At 75 years of age the Prince Albert Cosmopolitan Club might be a senior citizen, but remains pretty spry for its age.
© Herald photo by Tyler Clarke
Prince Albert Cosmopolitan Club members sing their club song at the start of Wednesday‚Äôs weekly meeting at the Cosmopolitan Room at the Prince Albert Golf and Curling Club.
‚ÄúWe‚Äôre always having fun,‚ÄĚ President Arthur Brassard said prior to Wednesday‚Äôs club meeting. ‚ÄúWe meet every week out there -- every week we get together and have supper and we have a guest speaker for every three of four meetings.‚ÄĚ
Like most service clubs, membership at the Prince Albert Cosmopolitan Club is both dwindling and aging, though it seems to have hit a stasis in recent years of about 30 members.
Through its 75 years the fraternity of men have maintained a focus on comradeship and helping the community -- primarily through Camp Tamarack and diabetes fundraising.
‚ÄúThere used to be more businesspeople in the club than what there are, now, but otherwise it hasn‚Äôt changed in that people still look on it as a great place to be with friends,‚ÄĚ 22-year member Claire Middleton noted.
Key to the group‚Äôs success has been their weekly meetings, 21-year member Norman Hill said.
‚ÄúWe meet weekly, so it‚Äôs a part of our lives,‚ÄĚ he said. ‚ÄúIt‚Äôs a day that‚Äôs set aside for an evening meal where we meet every week.‚ÄĚ
The Daily Herald attended the club‚Äôs Wednesday, April 16 meeting, during which 22 of the group‚Äôs 29 members gathered in the Cosmopolitan Room, downstairs at the Prince Albert Golf and Curling Club.
Sharing laughs and drinks, the men broke bread and mapped out future efforts of community stewardship and entertainment.
The previous weekend saw the club host their annual Prince Albert Cosmopolitan Home & Leisure Show -- an event organizers deemed a success.
April 30 will see the club host their 75th birthday celebration -- an event expected to bring in members both past and present, and for which member Bernie Dupuis prepared a history book.
May 9 through 11 will see the club host the Western Canada Federation General Convention, during which more than 100 Cosmopolitan Club members from throughout Western Canada are expected to meet in Prince Albert.
May 30 will see the club participate in the Relay For Life -- and things just continue along this manner for the balance of the year, Brassard said.
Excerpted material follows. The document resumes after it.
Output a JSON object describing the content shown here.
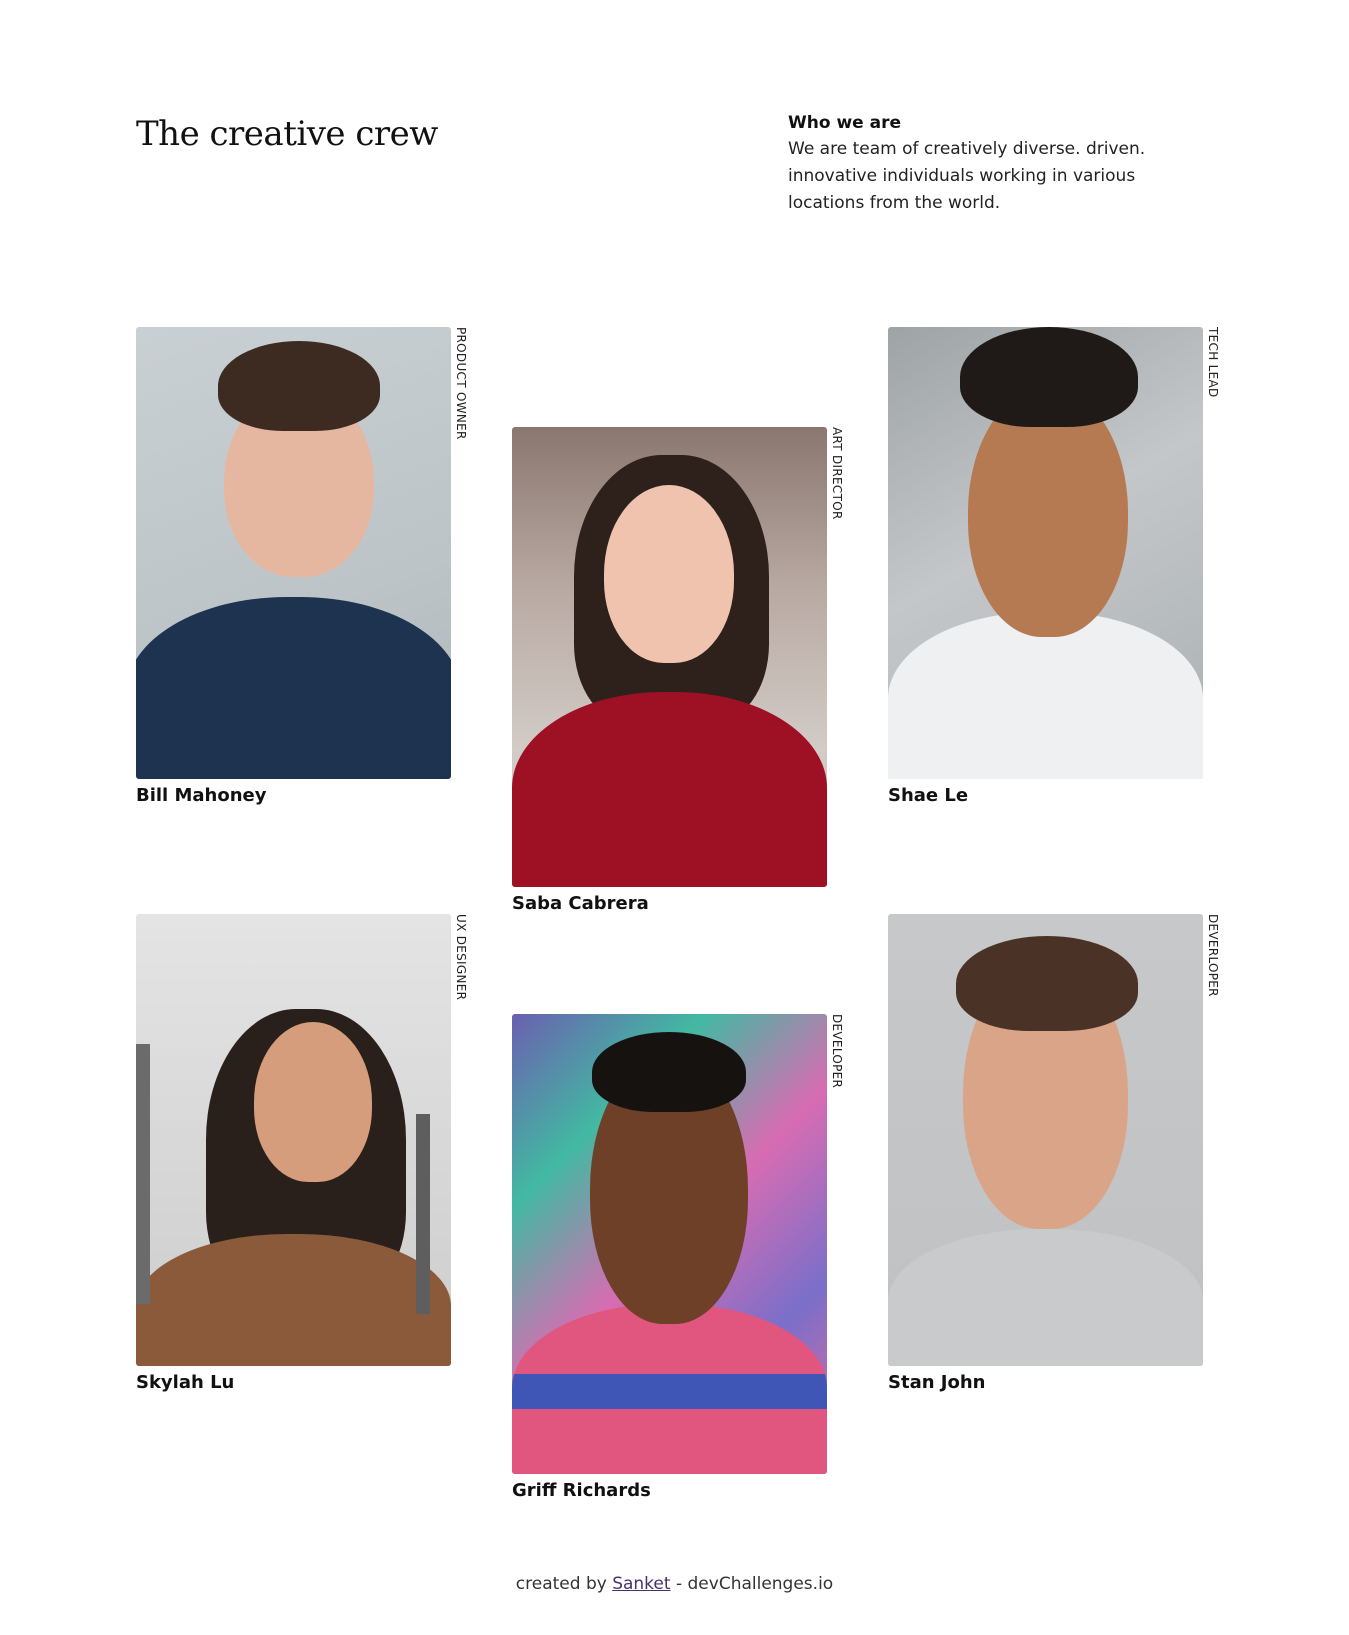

Wednesday‚Äôs meeting saw the city‚Äôs community services director Jody Boulet give a presentation on disc golf -- a golf-style Frisbee sport wherein participants toss Frisbees into nets instead of hitting golf balls into holes.
At a cost of about $10,000 (or potentially lower with volunteer help) the club hopes to see the installation of a disk golf course at a city park some time this year -- potentially at Mair Park.
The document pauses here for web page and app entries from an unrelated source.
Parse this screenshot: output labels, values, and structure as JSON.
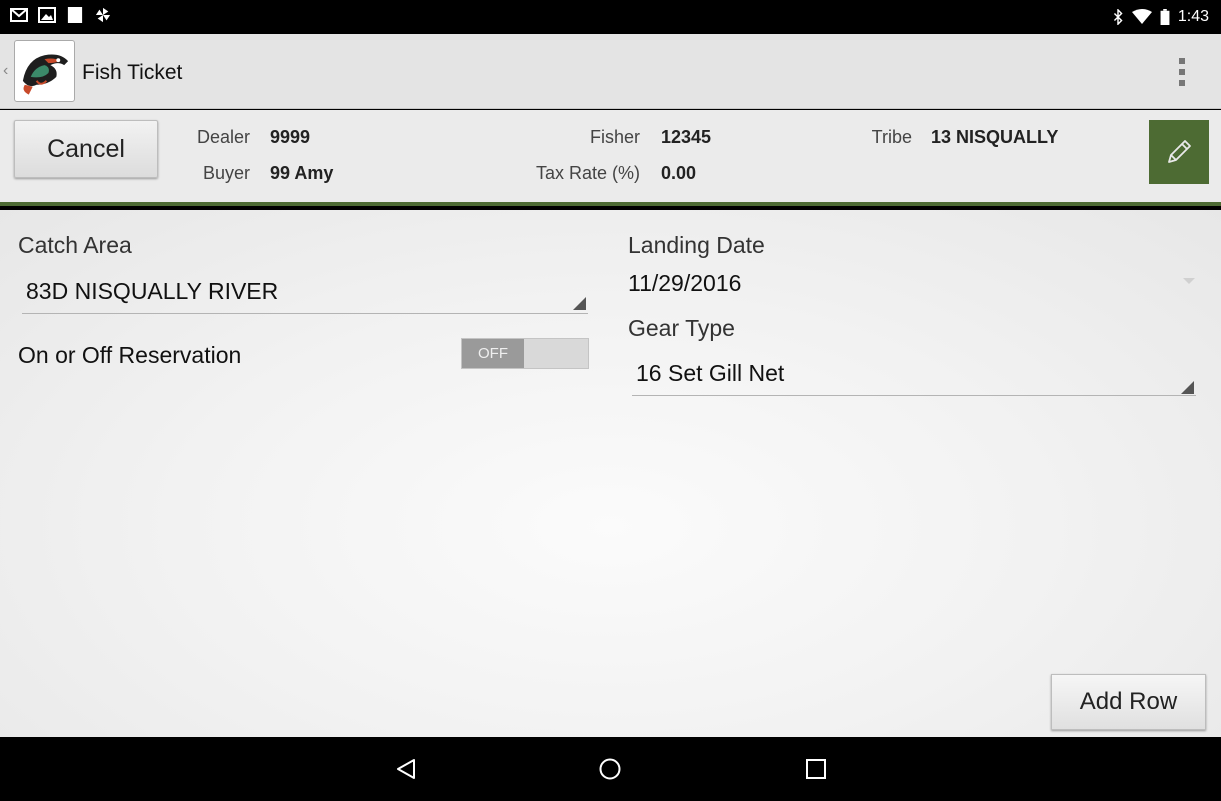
{
  "status_bar": {
    "left_icons": [
      "gmail-icon",
      "gallery-icon",
      "blank-notification-icon",
      "pinwheel-icon"
    ],
    "right_icons": [
      "bluetooth-icon",
      "wifi-icon",
      "battery-icon"
    ],
    "time": "1:43"
  },
  "action_bar": {
    "title": "Fish Ticket",
    "logo_icon": "orca-fish-logo-icon",
    "overflow_icon": "overflow-menu-icon"
  },
  "header": {
    "cancel_label": "Cancel",
    "dealer_label": "Dealer",
    "dealer_value": "9999",
    "buyer_label": "Buyer",
    "buyer_value": "99 Amy",
    "fisher_label": "Fisher",
    "fisher_value": "12345",
    "tax_rate_label": "Tax Rate (%)",
    "tax_rate_value": "0.00",
    "tribe_label": "Tribe",
    "tribe_value": "13 NISQUALLY",
    "edit_icon": "pencil-icon",
    "accent_color": "#4d6b33"
  },
  "form": {
    "catch_area_label": "Catch Area",
    "catch_area_value": "83D NISQUALLY RIVER",
    "reservation_label": "On or Off Reservation",
    "reservation_toggle": "OFF",
    "landing_date_label": "Landing Date",
    "landing_date_value": "11/29/2016",
    "gear_type_label": "Gear Type",
    "gear_type_value": "16 Set Gill Net"
  },
  "add_row_label": "Add Row",
  "nav_bar": {
    "back_icon": "back-triangle-icon",
    "home_icon": "home-circle-icon",
    "recents_icon": "recents-square-icon"
  }
}
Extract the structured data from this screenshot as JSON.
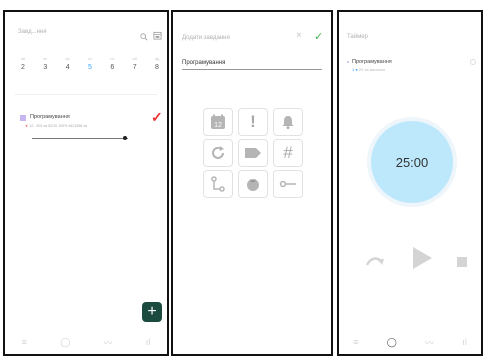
{
  "panel1": {
    "header": "Завд...ння",
    "days": [
      {
        "dow": "пн",
        "num": "2"
      },
      {
        "dow": "вт",
        "num": "3"
      },
      {
        "dow": "ср",
        "num": "4"
      },
      {
        "dow": "чт",
        "num": "5"
      },
      {
        "dow": "пт",
        "num": "6"
      },
      {
        "dow": "сб",
        "num": "7"
      },
      {
        "dow": "нд",
        "num": "8"
      }
    ],
    "active_day_index": 3,
    "task": {
      "title": "Програмування",
      "star": "★",
      "meta": "12 - 503 хв  5/210   100%  3d21698 хв",
      "progress": 0.95
    },
    "fab_label": "+",
    "tabs": [
      "≡",
      "◯",
      "〰",
      "ıl"
    ]
  },
  "panel2": {
    "header": "Додати завдання",
    "close": "×",
    "confirm": "✓",
    "task_name": "Програмування",
    "options": [
      "calendar-icon",
      "priority-icon",
      "bell-icon",
      "repeat-icon",
      "tag-icon",
      "hashtag-icon",
      "subtask-icon",
      "pomodoro-icon",
      "link-icon"
    ],
    "calendar_day": "12",
    "priority_glyph": "!",
    "hash_glyph": "#"
  },
  "panel3": {
    "header": "Таймер",
    "task_title": "Програмування",
    "task_sub_mark": "1 ●",
    "task_sub": "25 хв вагалом",
    "timer": "25:00",
    "accent": "#bde8fb"
  },
  "colors": {
    "accent_blue": "#3aa6ff",
    "red": "#f03232",
    "green": "#4caf50",
    "fab": "#1b4a3e"
  }
}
The club will also build or repair something at Camp Tamarack at some point this year -- a camp dedicated to helping those with learning disabilities, located northeast of Prince Albert.
Listing off a handful of other efforts, including contributions to Camp Easter Seal and student post-secondary scholarships, Brassard summarized; ‚ÄúWe‚Äôre always this busy.‚ÄĚ
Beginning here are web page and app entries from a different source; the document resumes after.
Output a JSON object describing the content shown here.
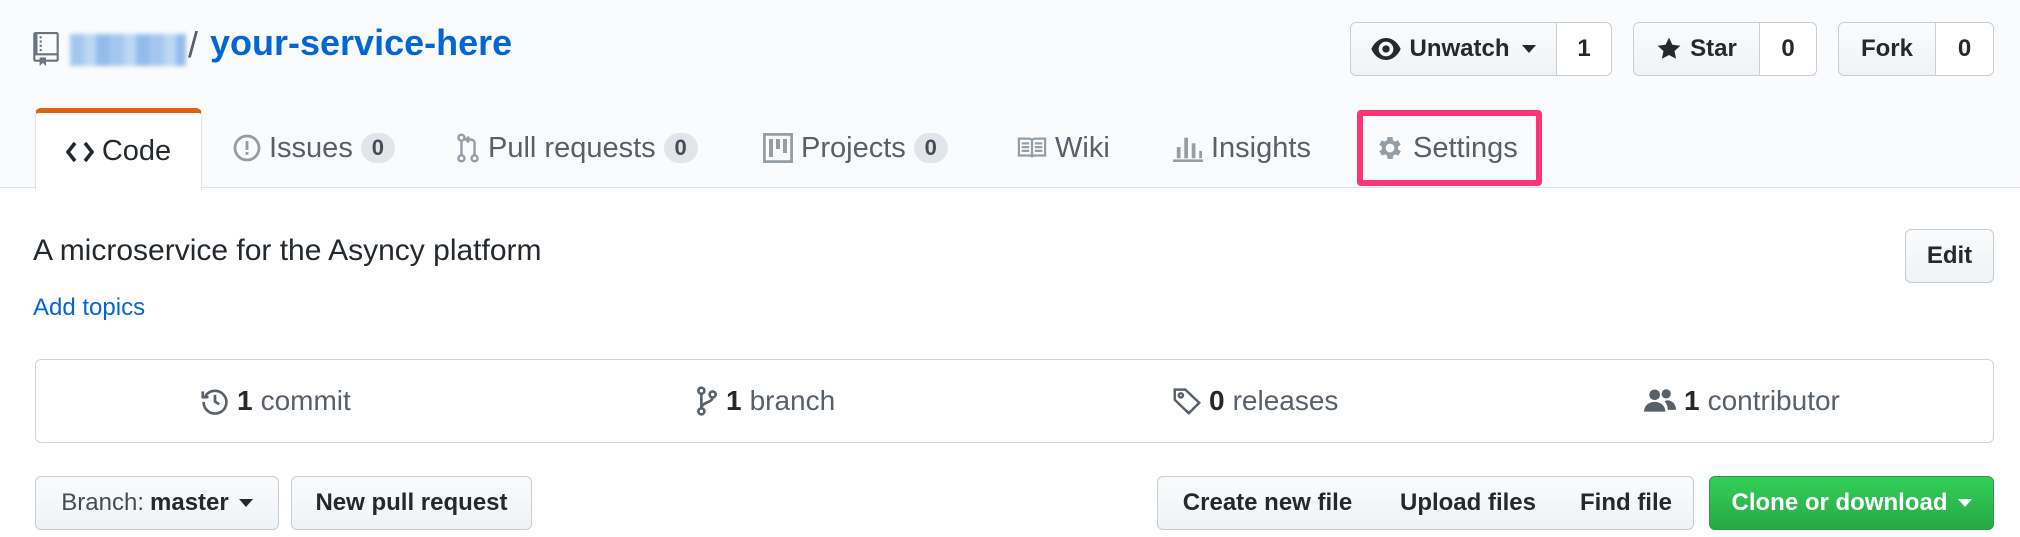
{
  "repo": {
    "separator": "/",
    "name": "your-service-here"
  },
  "actions": {
    "watch_label": "Unwatch",
    "watch_count": "1",
    "star_label": "Star",
    "star_count": "0",
    "fork_label": "Fork",
    "fork_count": "0"
  },
  "tabs": [
    {
      "label": "Code",
      "count": null,
      "selected": true
    },
    {
      "label": "Issues",
      "count": "0"
    },
    {
      "label": "Pull requests",
      "count": "0"
    },
    {
      "label": "Projects",
      "count": "0"
    },
    {
      "label": "Wiki",
      "count": null
    },
    {
      "label": "Insights",
      "count": null
    },
    {
      "label": "Settings",
      "count": null,
      "highlighted": true
    }
  ],
  "description": {
    "text": "A microservice for the Asyncy platform",
    "add_topics": "Add topics",
    "edit_label": "Edit"
  },
  "summary": {
    "commits_num": "1",
    "commits_label": "commit",
    "branches_num": "1",
    "branches_label": "branch",
    "releases_num": "0",
    "releases_label": "releases",
    "contributors_num": "1",
    "contributors_label": "contributor"
  },
  "file_nav": {
    "branch_prefix": "Branch:",
    "branch_name": "master",
    "new_pr": "New pull request",
    "create_file": "Create new file",
    "upload_files": "Upload files",
    "find_file": "Find file",
    "clone": "Clone or download"
  },
  "colors": {
    "link": "#0366d6",
    "selected_tab_accent": "#e36209",
    "highlight_box": "#fb3672",
    "clone_button": "#28a745"
  }
}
‚ÄúWe seem to help out each other when we need it -- that‚Äôs the key,‚ÄĚ he added. ‚ÄúThat‚Äôs the friendship and the fellowship of the Cosmo Club. We‚Äôll help out not only the community, but each other when we need it.‚ÄĚ
Although the Prince Albert Cosmopolitan Club has a plethora of accomplishments under its belt over the past 75 years, a greater membership might increase efforts into the future, Brassard said.
Ensuring the club reaches 100 years of age and remains relevant in doing so, they need to bring in some new members.
Brassard encourages anyone interested in joining the club or learning more about what they do to contact him at 306-960-5976.
Click HERE for yesterday's story about the Prince Albert Cosmopolitan Club's history.